From the TNW Site

The Suomi KP/-31 also incorporated a few new design features, including an arrangement whereby the spring was mounted inside the bolt in order to make the gun shorter. Its 50-round quad-column “Casket” box magazine was more reliable than the early 40-round “bullets loaded nose down” drum magazine, and similar applications were used on the Argentinian C-4 submachine gun and present-day 60-round 5.45x39mm AK-74 compatible magazines.

The Suomi KP/-31 went into serial production in 1931 by Tikkakoski Oy and most of these weapons were bought by the Finnish Defence Forces. The Finnish Defence Forces were equipped with about 4000 Suomi KP/-31 submachine guns when the Winter War started. During the course of the war, the design was altered with the addition of a muzzle brake, which increased the submachine gun’s overall length by 55 mm. The revised version was designated KP/-31 SJR (suujarru, or “muzzle brake”). Aimo Lahti was displeased with this revision, believing that it decreased muzzle velocity and reduced the weapon’s reliability, and even sought in vain to have the muzzle brake’s designer court-martialed. Ultimately, roughly half of the KP/-31s in Finnish service were of the SJR version. Initially the KP/-31 was issued as a substitute for a light machine gun, and proved inadequate in this role. Instead, soldiers learned by trial and error how to use submachine guns to the best effect. By the time of the Continuation War, Finnish doctrine had been altered to include both a KP/-31 and a light machine gun (usually a captured Degtyaryov DP) in every infantry squad, and by 1943 this had been expanded to two KP/-31s per squad. KP/-31 production continued with the intention of adding a third submachine gun to each squad, but this plan was shelved in 1944 when the Continuation War ended.

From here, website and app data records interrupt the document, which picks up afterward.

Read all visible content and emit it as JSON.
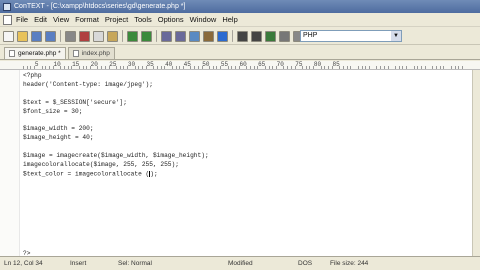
{
  "window": {
    "title": "ConTEXT - [C:\\xampp\\htdocs\\series\\gd\\generate.php *]"
  },
  "menu": [
    "File",
    "Edit",
    "View",
    "Format",
    "Project",
    "Tools",
    "Options",
    "Window",
    "Help"
  ],
  "toolbar": {
    "icons": [
      "new-file-icon",
      "open-folder-icon",
      "save-icon",
      "save-all-icon",
      "print-icon",
      "cut-icon",
      "copy-icon",
      "paste-icon",
      "undo-icon",
      "redo-icon",
      "find-icon",
      "find-next-icon",
      "replace-icon",
      "goto-icon",
      "bookmark-icon",
      "indent-icon",
      "unindent-icon",
      "comment-icon",
      "word-wrap-icon",
      "settings-icon",
      "help-icon"
    ],
    "highlighter": "PHP"
  },
  "tabs": [
    {
      "label": "generate.php *",
      "active": true
    },
    {
      "label": "index.php",
      "active": false
    }
  ],
  "ruler": [
    "5",
    "10",
    "15",
    "20",
    "25",
    "30",
    "35",
    "40",
    "45",
    "50",
    "55",
    "60",
    "65",
    "70",
    "75",
    "80",
    "85"
  ],
  "code_lines": [
    "<?php",
    "header('Content-type: image/jpeg');",
    "",
    "$text = $_SESSION['secure'];",
    "$font_size = 30;",
    "",
    "$image_width = 200;",
    "$image_height = 40;",
    "",
    "$image = imagecreate($image_width, $image_height);",
    "imagecolorallocate($image, 255, 255, 255);",
    "$text_color = imagecolorallocate (",
    "",
    "",
    "",
    "",
    "",
    "",
    "",
    "",
    "?>"
  ],
  "caret_line": 11,
  "caret_after": ");",
  "status": {
    "position": "Ln 12, Col 34",
    "mode": "Insert",
    "selection": "Sel: Normal",
    "modified": "Modified",
    "format": "DOS",
    "file_size": "File size: 244"
  }
}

A specialized bunker version was also produced in very small numbers (a total of 500 built) in 1941, which barrel shroudls end is thinner and flattened to allow firing through the narrow ports of defensive bunkers.[5] This version lacked a shoulder stock and was equipped with a pistol grip. An even rarer version “900 kp 31 psv” [6]was produced for use as a secondary gun in the firing ports of Vickers Alt B Type E 6-Ton tanks, but only a few dozen were built before production was canceled due to the outbreak of the Winter War. Production never resumed, as captured Degtyaryov DP machine guns proved far superior in this role. Like the bunker version, the tank version had a pistol grip and no buttstock, and it could be quickly removed from the tank and fitted with a standard barrel shroud for infantry use if needed. The tank version remained in the Finnish Army’s inventory through the 1980s, despite the tank it was designed for being retired in 1959, possibly because the Army forgot that they existed.

The Suomi KP was also manufactured under licence in Sweden, Denmark, and Switzerland, where it was known as the Hispano-Suiza MP43/44.

In 2009, a semi-automatic version of the Suomi KP was produced for civilian sale in the United States,[7] replacing the receiver and lengthening barrel to meet the standards of the National Firearms Act.